Exercise instructions: Write the entries below out again without a single difference.

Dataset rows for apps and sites
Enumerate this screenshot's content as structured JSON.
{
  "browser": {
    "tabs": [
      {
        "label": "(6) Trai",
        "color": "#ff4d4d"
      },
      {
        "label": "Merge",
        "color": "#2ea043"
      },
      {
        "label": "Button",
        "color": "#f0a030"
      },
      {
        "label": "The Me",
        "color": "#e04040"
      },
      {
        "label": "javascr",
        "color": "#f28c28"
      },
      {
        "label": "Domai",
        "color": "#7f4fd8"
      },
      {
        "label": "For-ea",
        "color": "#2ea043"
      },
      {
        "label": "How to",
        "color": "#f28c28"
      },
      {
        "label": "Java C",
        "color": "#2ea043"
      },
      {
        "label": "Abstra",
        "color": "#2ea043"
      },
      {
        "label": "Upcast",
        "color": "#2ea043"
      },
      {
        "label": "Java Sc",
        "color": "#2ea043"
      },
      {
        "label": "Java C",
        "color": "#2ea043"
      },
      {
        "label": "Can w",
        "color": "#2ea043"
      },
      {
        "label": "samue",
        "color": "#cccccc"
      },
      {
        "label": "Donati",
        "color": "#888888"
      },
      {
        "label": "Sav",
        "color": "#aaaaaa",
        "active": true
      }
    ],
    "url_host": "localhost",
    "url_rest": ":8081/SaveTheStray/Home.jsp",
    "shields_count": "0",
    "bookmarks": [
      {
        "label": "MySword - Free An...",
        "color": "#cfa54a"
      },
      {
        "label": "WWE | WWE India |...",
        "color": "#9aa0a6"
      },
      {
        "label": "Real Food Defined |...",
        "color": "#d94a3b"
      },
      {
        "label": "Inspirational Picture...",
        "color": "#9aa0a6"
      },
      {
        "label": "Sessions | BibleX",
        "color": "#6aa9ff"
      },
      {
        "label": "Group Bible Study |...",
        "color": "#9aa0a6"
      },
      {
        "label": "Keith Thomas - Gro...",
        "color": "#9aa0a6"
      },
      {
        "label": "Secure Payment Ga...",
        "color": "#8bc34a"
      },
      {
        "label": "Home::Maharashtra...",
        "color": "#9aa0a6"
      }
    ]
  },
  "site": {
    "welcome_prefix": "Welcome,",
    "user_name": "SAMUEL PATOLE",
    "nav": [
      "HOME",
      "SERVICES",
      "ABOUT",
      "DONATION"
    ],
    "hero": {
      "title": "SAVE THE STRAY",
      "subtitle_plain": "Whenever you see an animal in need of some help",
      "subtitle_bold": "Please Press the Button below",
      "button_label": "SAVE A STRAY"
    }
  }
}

Answer to this task:
Enumerate this screenshot's content as structured JSON.
{
  "browser": {
    "tabs": [
      {
        "label": "(6) Trai",
        "color": "#ff4d4d"
      },
      {
        "label": "Merge",
        "color": "#2ea043"
      },
      {
        "label": "Button",
        "color": "#f0a030"
      },
      {
        "label": "The Me",
        "color": "#e04040"
      },
      {
        "label": "javascr",
        "color": "#f28c28"
      },
      {
        "label": "Domai",
        "color": "#7f4fd8"
      },
      {
        "label": "For-ea",
        "color": "#2ea043"
      },
      {
        "label": "How to",
        "color": "#f28c28"
      },
      {
        "label": "Java C",
        "color": "#2ea043"
      },
      {
        "label": "Abstra",
        "color": "#2ea043"
      },
      {
        "label": "Upcast",
        "color": "#2ea043"
      },
      {
        "label": "Java Sc",
        "color": "#2ea043"
      },
      {
        "label": "Java C",
        "color": "#2ea043"
      },
      {
        "label": "Can w",
        "color": "#2ea043"
      },
      {
        "label": "samue",
        "color": "#cccccc"
      },
      {
        "label": "Donati",
        "color": "#888888"
      },
      {
        "label": "Sav",
        "color": "#aaaaaa",
        "active": true
      }
    ],
    "url_host": "localhost",
    "url_rest": ":8081/SaveTheStray/Home.jsp",
    "shields_count": "0",
    "bookmarks": [
      {
        "label": "MySword - Free An...",
        "color": "#cfa54a"
      },
      {
        "label": "WWE | WWE India |...",
        "color": "#9aa0a6"
      },
      {
        "label": "Real Food Defined |...",
        "color": "#d94a3b"
      },
      {
        "label": "Inspirational Picture...",
        "color": "#9aa0a6"
      },
      {
        "label": "Sessions | BibleX",
        "color": "#6aa9ff"
      },
      {
        "label": "Group Bible Study |...",
        "color": "#9aa0a6"
      },
      {
        "label": "Keith Thomas - Gro...",
        "color": "#9aa0a6"
      },
      {
        "label": "Secure Payment Ga...",
        "color": "#8bc34a"
      },
      {
        "label": "Home::Maharashtra...",
        "color": "#9aa0a6"
      }
    ]
  },
  "site": {
    "welcome_prefix": "Welcome,",
    "user_name": "SAMUEL PATOLE",
    "nav": [
      "HOME",
      "SERVICES",
      "ABOUT",
      "DONATION"
    ],
    "hero": {
      "title": "SAVE THE STRAY",
      "subtitle_plain": "Whenever you see an animal in need of some help",
      "subtitle_bold": "Please Press the Button below",
      "button_label": "SAVE A STRAY"
    }
  }
}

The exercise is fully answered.